Every year, at least 30,000 people — and possibly 10 times that — are infected with the bacterium that causes Lyme disease, most in the Northeast and upper Midwest. Symptoms can include fatigue, joint pain, memory problems and even temporary paralysis. In a small minority of cases, the malaise can persist for many months.
So it’s worrisome that in recent decades, Lyme cases have surged, nearly quadrupling in Michigan and increasing more than tenfold in Virginia. It’s now the “single greatest vector-borne disease in the United States,” Danielle Buttke, an epidemiologist with the National Park Service in Fort Collins, Colo., told me, and it’s “expanding on a really epic scale.”
What’s behind the rise of Lyme? Many wildlife biologists suspect that it is partly driven by an out-of-whack ecosystem.
Lyme disease is transmitted by bites from ticks that carry the Lyme-causing bacterium, Borrelia burgdorferi. Ticks get it from the animals they feed on, primarily mice and chipmunks. And rodents thrive in the fragmented, disturbed landscapes that, thanks to human activity, now characterize large sections of the Northeast.
If humans have inadvertently increased the chances of contracting Lyme disease, the good news is that there’s a potential fix: allow large predators, particularly wolves and cougars, to return.
They would help keep down the number of deer, which, although they don’t carry the Lyme-causing bacterium, probably encourage its transmission.
A largely unsung conservation triumph in the Northeast is the regrowth of its forests.
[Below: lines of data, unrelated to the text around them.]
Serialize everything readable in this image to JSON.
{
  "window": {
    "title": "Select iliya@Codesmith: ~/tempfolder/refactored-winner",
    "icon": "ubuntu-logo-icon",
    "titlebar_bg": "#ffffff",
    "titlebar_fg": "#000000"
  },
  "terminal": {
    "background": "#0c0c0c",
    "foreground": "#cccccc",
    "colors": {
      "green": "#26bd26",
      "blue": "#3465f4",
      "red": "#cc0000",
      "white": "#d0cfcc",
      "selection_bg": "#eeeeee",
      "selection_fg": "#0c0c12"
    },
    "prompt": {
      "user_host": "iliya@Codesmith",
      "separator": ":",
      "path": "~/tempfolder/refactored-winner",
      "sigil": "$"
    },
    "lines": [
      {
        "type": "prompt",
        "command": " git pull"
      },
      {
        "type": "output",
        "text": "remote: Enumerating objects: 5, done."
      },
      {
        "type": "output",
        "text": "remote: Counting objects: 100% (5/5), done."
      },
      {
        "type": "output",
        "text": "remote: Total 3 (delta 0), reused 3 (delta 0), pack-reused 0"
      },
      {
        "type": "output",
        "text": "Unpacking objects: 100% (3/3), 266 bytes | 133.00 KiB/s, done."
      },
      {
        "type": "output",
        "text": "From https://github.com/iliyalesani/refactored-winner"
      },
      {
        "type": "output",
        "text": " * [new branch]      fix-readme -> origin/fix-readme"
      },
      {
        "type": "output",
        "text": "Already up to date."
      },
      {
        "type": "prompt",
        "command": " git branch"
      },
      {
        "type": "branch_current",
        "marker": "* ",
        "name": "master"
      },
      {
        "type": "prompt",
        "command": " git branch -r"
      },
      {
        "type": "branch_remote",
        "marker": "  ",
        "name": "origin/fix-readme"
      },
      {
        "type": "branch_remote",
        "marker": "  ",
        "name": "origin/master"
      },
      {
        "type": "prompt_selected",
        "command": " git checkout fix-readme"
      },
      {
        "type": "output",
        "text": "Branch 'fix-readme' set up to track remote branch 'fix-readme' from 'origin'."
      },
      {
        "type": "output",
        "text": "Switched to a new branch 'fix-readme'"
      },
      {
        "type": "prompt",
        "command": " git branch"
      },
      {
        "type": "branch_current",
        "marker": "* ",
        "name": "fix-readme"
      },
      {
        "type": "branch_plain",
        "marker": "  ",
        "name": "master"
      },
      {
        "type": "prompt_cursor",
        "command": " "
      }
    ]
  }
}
New England has more trees than at any time since the Colonial period. But the forests should have a robust understory — grasses, shrubs and other plants. In the Northeast, abundant deer have depleted this ground cover. Taal Levi, a biologist at Oregon State University, speculates that the diminished understory has limited the recovery of some small predators from the weasel family that hunt rodents. Dr. Levi suspects that more deer may have meant fewer rodent hunters, and more rodents.
Wolves and cougars may also control one predator that has settled in the Northeast over the past century — and that counterintuitively may have worsened the Lyme problem. The coywolf, as it’s sometimes called, is a hybrid coyote that’s one-quarter wolf, two-thirds Western coyote and also part dog. Dr. Levi thinks that this Eastern coyote has exacerbated the Lyme problem by killing or scaring off another rodent predator — the fox — without reducing the deer population.
As with much of ecology, these connections are hypothetical. And predators are not the only important factor; overall diversity matters, too. Consider the fastidious opossum, which, because it grooms obsessively and is expert at removing ticks, functions as a tick death trap. More opossums in the ecosystem might mean fewer ticks, reducing the chance of getting bitten by one that carries Lyme.
But there is evidence to support the predator theory. On California’s Channel Islands, off the coast of Santa Barbara, scientists found that, once variation in rainfall and island size was accounted for, those islands with the greatest number of predator species had the lowest prevalence of hantavirus, a nasty rodent-borne disease that kills 36 percent of the people it infects. “Predators can really regulate infectious disease, and actually protect us,” Dr. Buttke said.